The American Federation of Teachers threatens to back “safety strikes” in certain areas of the country, if more is not done to assure the safety of teachers and students when fall classes resume.

Louisiana Federation of Teachers President Larry Carter says in hotspots across Louisiana union members are having active conversations about potentially staging safety strikes.

“There are some local affiliates even here in Louisiana who have members and community supporters who are seriously thinking about is it safe to open schools,” says Carter.

Two weeks ago when we spoke with Carter he said safety strikes were not being considered, but Carter says since then the situation has deteriorated.

“The numbers of COVID cases in certain areas have spiked even more so, and the trajectory has not gone down. That is one of the main considerations, the safety for not just schools but the community,” says Carter.

The AFT earlier this month adopted a resolution backing the reopening of schools only in areas where the positivity rate for tests was under five percent. Over the past few weeks, the rate hovered around ten percent but recently dropped under eight percent.

Carter says any such strikes would be an option of last resort, but so far they’re not convinced many schools are safe to open next month, and not happy about the lack of progress being made to make that happen.

“Some of those particular school districts or superintendents have not assured parents and employees that they can provide safety measures and protocols that can keep them and their students safe,” says Carter.
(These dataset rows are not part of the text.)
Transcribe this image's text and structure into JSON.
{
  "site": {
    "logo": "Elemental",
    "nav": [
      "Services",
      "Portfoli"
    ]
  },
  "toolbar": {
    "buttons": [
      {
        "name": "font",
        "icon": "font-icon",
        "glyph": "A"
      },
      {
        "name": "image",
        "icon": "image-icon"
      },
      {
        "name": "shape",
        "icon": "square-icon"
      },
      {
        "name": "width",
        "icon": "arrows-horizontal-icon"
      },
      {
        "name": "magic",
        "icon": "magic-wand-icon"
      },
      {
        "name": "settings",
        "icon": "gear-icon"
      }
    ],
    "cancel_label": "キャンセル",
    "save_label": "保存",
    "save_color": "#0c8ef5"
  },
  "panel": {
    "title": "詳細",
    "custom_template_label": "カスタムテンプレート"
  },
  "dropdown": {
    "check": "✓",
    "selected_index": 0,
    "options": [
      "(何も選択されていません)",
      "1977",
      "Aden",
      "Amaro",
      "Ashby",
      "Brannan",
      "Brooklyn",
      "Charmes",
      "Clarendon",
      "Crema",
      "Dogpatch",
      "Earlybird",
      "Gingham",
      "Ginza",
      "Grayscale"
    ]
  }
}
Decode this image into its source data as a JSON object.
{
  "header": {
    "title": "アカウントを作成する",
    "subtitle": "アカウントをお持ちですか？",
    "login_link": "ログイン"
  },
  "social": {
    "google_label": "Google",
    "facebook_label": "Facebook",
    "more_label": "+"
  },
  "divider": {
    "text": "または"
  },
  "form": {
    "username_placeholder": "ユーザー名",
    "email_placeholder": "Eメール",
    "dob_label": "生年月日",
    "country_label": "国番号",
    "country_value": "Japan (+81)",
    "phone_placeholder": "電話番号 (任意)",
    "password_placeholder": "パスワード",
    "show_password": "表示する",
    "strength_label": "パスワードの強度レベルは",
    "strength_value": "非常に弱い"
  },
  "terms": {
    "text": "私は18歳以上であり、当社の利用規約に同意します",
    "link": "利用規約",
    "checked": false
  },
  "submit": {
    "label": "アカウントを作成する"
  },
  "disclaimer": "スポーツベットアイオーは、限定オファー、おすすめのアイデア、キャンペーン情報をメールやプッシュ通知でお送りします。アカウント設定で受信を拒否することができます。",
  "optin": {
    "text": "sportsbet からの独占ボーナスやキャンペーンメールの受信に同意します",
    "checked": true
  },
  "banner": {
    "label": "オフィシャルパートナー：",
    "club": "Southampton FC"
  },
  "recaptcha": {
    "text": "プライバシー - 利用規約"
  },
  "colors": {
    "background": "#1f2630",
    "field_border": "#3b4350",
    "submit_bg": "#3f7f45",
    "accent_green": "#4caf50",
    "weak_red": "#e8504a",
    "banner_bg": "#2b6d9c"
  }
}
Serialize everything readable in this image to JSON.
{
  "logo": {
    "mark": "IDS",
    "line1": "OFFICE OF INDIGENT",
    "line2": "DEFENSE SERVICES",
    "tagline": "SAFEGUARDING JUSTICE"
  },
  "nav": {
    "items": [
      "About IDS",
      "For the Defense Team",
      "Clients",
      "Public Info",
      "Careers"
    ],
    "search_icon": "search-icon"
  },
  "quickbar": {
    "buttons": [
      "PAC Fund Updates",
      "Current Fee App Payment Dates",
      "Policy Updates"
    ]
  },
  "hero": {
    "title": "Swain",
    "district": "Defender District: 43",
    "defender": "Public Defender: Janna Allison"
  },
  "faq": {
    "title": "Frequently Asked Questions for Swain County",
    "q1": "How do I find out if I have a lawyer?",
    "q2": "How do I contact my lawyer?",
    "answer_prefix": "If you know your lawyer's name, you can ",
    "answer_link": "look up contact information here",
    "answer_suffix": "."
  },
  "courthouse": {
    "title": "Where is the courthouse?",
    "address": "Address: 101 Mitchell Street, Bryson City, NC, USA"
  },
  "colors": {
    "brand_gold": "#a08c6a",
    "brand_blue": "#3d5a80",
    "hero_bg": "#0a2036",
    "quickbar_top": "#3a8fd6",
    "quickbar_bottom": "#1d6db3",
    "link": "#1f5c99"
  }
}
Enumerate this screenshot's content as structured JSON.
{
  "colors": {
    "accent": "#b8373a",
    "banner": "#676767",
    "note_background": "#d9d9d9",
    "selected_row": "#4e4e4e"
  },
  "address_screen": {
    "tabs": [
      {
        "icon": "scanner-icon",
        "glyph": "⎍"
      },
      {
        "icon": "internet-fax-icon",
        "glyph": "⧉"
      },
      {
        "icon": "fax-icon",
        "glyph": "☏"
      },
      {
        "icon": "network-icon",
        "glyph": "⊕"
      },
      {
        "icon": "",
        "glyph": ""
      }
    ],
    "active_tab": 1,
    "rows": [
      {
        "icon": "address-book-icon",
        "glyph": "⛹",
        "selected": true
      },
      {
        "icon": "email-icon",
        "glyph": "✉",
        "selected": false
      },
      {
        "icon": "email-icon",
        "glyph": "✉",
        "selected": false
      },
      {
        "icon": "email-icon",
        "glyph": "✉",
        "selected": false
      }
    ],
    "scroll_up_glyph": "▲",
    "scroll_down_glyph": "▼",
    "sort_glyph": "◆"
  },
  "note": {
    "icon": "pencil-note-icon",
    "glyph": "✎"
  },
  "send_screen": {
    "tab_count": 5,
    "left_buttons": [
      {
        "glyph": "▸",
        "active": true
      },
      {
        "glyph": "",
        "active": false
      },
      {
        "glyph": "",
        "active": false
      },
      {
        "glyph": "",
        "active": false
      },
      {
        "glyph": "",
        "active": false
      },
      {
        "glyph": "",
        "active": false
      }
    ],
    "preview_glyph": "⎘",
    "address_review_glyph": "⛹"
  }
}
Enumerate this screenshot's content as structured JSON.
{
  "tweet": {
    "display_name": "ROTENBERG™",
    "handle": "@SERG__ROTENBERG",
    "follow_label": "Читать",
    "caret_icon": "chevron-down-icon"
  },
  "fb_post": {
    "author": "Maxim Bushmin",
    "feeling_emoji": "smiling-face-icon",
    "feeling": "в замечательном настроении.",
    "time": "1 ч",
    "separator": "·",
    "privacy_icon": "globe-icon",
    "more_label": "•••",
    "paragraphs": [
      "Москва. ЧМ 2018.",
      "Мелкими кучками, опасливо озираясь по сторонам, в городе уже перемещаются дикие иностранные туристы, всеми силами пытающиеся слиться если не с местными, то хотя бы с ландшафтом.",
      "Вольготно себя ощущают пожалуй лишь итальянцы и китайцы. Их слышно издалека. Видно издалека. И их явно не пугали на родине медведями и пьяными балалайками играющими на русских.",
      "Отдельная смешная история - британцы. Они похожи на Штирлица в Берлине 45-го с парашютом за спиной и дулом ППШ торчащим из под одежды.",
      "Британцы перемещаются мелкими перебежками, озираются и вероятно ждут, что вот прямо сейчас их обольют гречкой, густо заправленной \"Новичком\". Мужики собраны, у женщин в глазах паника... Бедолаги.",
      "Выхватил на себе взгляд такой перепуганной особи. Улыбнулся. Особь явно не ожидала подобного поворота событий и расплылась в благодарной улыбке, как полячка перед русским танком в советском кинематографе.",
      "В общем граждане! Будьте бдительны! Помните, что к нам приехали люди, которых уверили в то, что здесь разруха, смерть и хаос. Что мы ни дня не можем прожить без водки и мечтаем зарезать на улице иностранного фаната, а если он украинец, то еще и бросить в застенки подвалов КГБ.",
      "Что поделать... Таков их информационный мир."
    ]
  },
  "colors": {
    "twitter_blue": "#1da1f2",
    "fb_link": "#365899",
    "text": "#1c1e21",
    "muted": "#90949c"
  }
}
The demands are for more funding for PPE, guarantees that teaching spaces will allow for adequate social distancing, and for more strict protocols should an outbreak occur at a school.